John Hurt [Height: 5' 9", Age: 44 (In 1984), Notable Works: 1984, The Elephant Man, Alien]: John is a remarkable actor, He's exactly how one would picture Lecter only from reading the book. He's a small man, with the perfect complimenting features to portray Lecter. But he has a very inherently sinister voice, and that voice can switch from polite banter, intellectual conversation, to downright hateful manipulation. He's in all forms what would have been the perfect actor for Lecter in the 1980's.
Jamie Lee Curtis [Height: 5' 7", Age: 26 (In 1984), Notable Works: Halloween, Terror Train, Trading Places]: I'm a Jamie fan. I love her work, she's a talented woman and seeing her in her early work it's very apparent she has always been a strong actress but hasn't really played a role quite like this. A role where she is intimately close but never realizes that danger, while also pulling a softer side for the performer opposite her. It's a challenge that would have been great to see her tackle, added on without the use of sight.

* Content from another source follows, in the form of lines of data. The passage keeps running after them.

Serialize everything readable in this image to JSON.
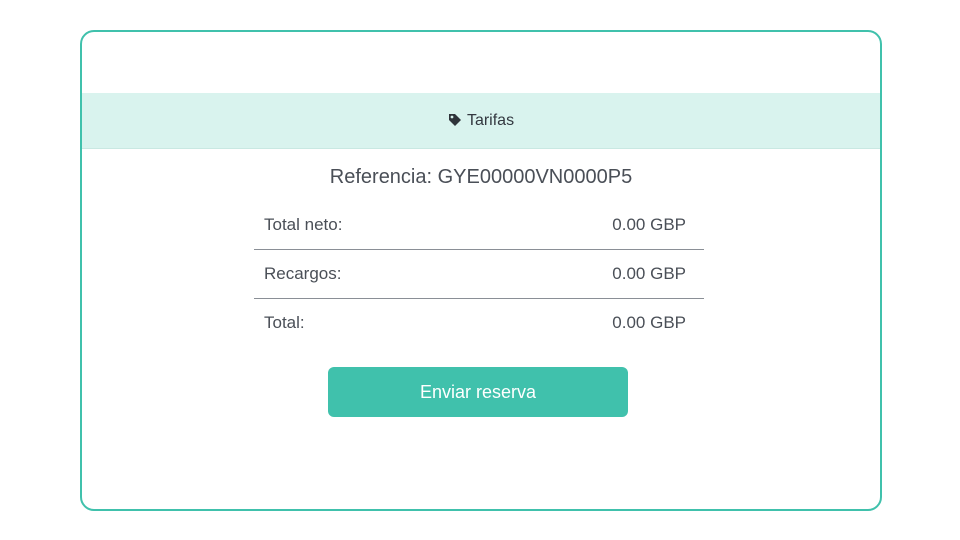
{
  "header": {
    "icon": "tag-icon",
    "title": "Tarifas"
  },
  "reference": {
    "text": "Referencia: GYE00000VN0000P5"
  },
  "summary": {
    "rows": [
      {
        "label": "Total neto:",
        "value": "0.00 GBP"
      },
      {
        "label": "Recargos:",
        "value": "0.00 GBP"
      },
      {
        "label": "Total:",
        "value": "0.00 GBP"
      }
    ]
  },
  "actions": {
    "submit_label": "Enviar reserva"
  },
  "colors": {
    "accent": "#40c1ac",
    "header_bg": "#d9f3ee",
    "text": "#4a4f57"
  }
}
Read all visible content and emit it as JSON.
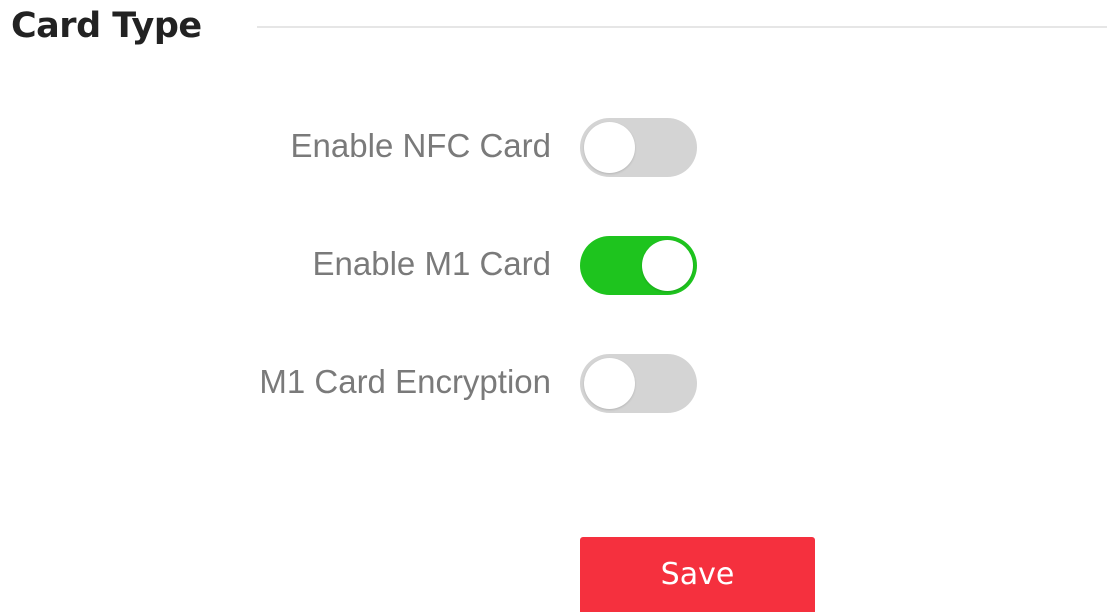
{
  "section": {
    "title": "Card Type"
  },
  "settings": [
    {
      "label": "Enable NFC Card",
      "enabled": false
    },
    {
      "label": "Enable M1 Card",
      "enabled": true
    },
    {
      "label": "M1 Card Encryption",
      "enabled": false
    }
  ],
  "actions": {
    "save_label": "Save"
  },
  "colors": {
    "toggle_on": "#1ec41e",
    "toggle_off": "#d4d4d4",
    "save_button": "#f5303e"
  }
}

Rutger Hauer [Height: 6' 1", Age: 40 (In 1984), Notable Works: Blade Runner, Nighthawks, A Breed Apart]: Rutger is an actor who's made himself famous from playing sinister villains. He always adds a such a new dimension to his characters. Seeing him as Roy Batty in Blade Runner and comparing him to the other actors I was considering, he seemed like a perfect fit. He had a great athletic build, a frightening voice, and the talent to play such a maniac as Dolarhyde with the emotional turmoil the character faces. He would have been absolutely remarkable in the role.